In this way, Se-Yeon Heo and colleagues showed how Janus emitters provided a passive strategy for selective emission to outer space, alongside broadband absorption on the opposing side of the enclosure. To accomplish this, they developed an almost-ideal selective emitter (SE) with spoof surface plasmon polariton (sSPP) within a PDMS polymer clad on a silver-coated micropatterned quartz frame for the experiments. They examined the capability of JET to cool enclosures, where it drew away compared to other materials. Using the bidirectional emission characteristics of Janus emitters, the team lowered the temperature of a radiative object in an enclosure which simulated a stationary automobile environment. The superior capability to passively cool both top and bottom surfaces as well as enclosed spaces can allow the development of advanced designs to minimize the in enclosed spaces such as stationary automobiles.

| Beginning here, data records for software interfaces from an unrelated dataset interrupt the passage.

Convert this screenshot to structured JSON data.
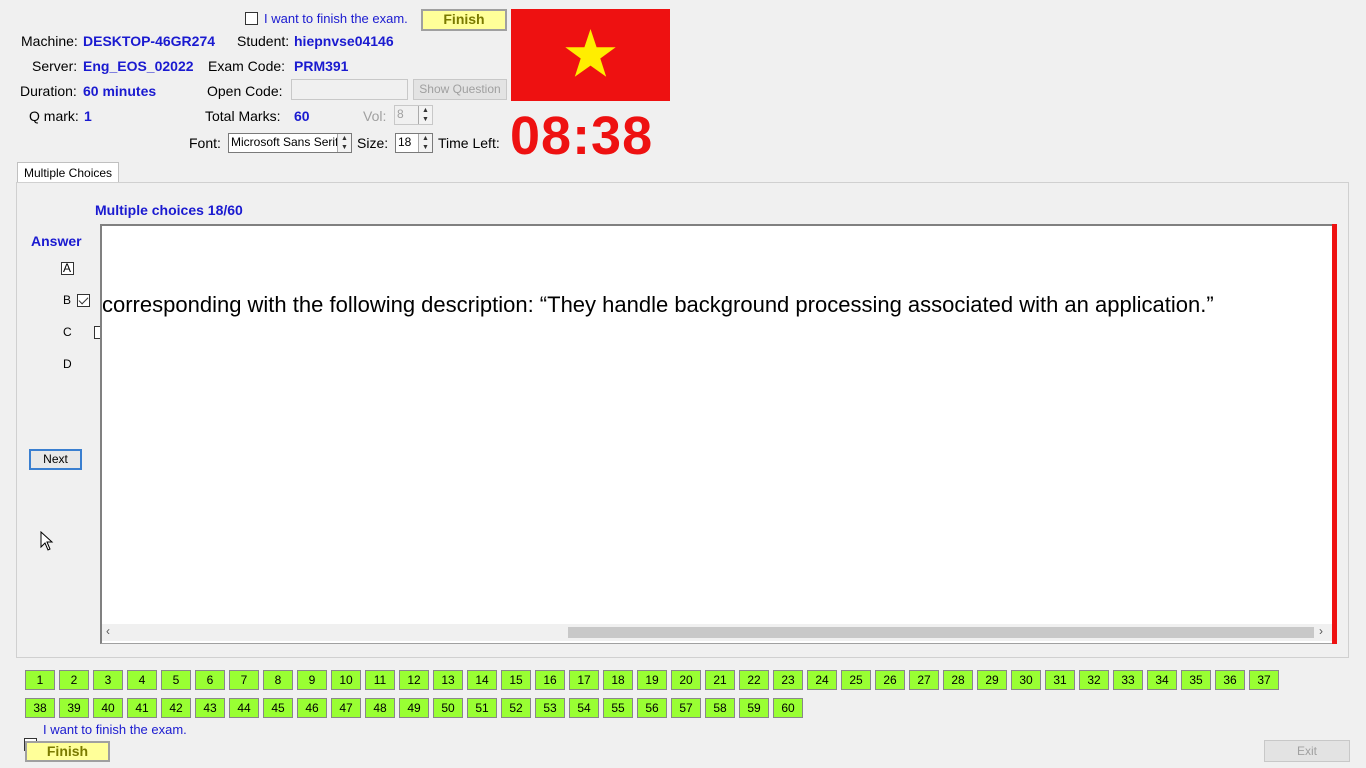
{
  "header": {
    "finish_checkbox_label": "I want to finish the exam.",
    "finish_button": "Finish",
    "machine_label": "Machine:",
    "machine_value": "DESKTOP-46GR274",
    "student_label": "Student:",
    "student_value": "hiepnvse04146",
    "server_label": "Server:",
    "server_value": "Eng_EOS_02022",
    "exam_code_label": "Exam Code:",
    "exam_code_value": "PRM391",
    "duration_label": "Duration:",
    "duration_value": "60 minutes",
    "open_code_label": "Open Code:",
    "open_code_value": "",
    "show_question_button": "Show Question",
    "qmark_label": "Q mark:",
    "qmark_value": "1",
    "total_marks_label": "Total Marks:",
    "total_marks_value": "60",
    "vol_label": "Vol:",
    "vol_value": "8",
    "font_label": "Font:",
    "font_value": "Microsoft Sans Serif",
    "size_label": "Size:",
    "size_value": "18",
    "time_left_label": "Time Left:",
    "time_left_value": "08:38",
    "flag_colors": {
      "background": "#ee1111",
      "star": "#ffee00"
    }
  },
  "tab": {
    "label": "Multiple Choices"
  },
  "question": {
    "heading": "Multiple choices 18/60",
    "text": "corresponding with the following description: “They handle background processing associated with an application.”"
  },
  "answer": {
    "heading": "Answer",
    "options": [
      {
        "label": "A",
        "checked": false
      },
      {
        "label": "B",
        "checked": true
      },
      {
        "label": "C",
        "checked": false
      },
      {
        "label": "D",
        "checked": false
      }
    ],
    "next_button": "Next"
  },
  "question_numbers": {
    "row1": [
      "1",
      "2",
      "3",
      "4",
      "5",
      "6",
      "7",
      "8",
      "9",
      "10",
      "11",
      "12",
      "13",
      "14",
      "15",
      "16",
      "17",
      "18",
      "19",
      "20",
      "21",
      "22",
      "23",
      "24",
      "25",
      "26",
      "27",
      "28",
      "29",
      "30",
      "31",
      "32",
      "33",
      "34",
      "35",
      "36",
      "37"
    ],
    "row2": [
      "38",
      "39",
      "40",
      "41",
      "42",
      "43",
      "44",
      "45",
      "46",
      "47",
      "48",
      "49",
      "50",
      "51",
      "52",
      "53",
      "54",
      "55",
      "56",
      "57",
      "58",
      "59",
      "60"
    ],
    "color": "#99ff33"
  },
  "footer": {
    "finish_checkbox_label": "I want to finish the exam.",
    "finish_button": "Finish",
    "exit_button": "Exit"
  }
}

More information: 1. Heo S. et al. A Janus emitter for passive heat release from enclosures, Science Advances, 10.1126/sciadv.abb1906

2. Bhatia B. et al. Passive directional sub-ambient daytime radiative cooling, Nature Communications, doi.org/10.1038/s41467-018-07293-9

3. Smith G. & Gentle A. Radiative cooling: Energy savings from the sky, Nature Energy, doi.org/10.1038/nenergy.2017.142

Journal information: Science Advances , Nature Communications , Nature Energy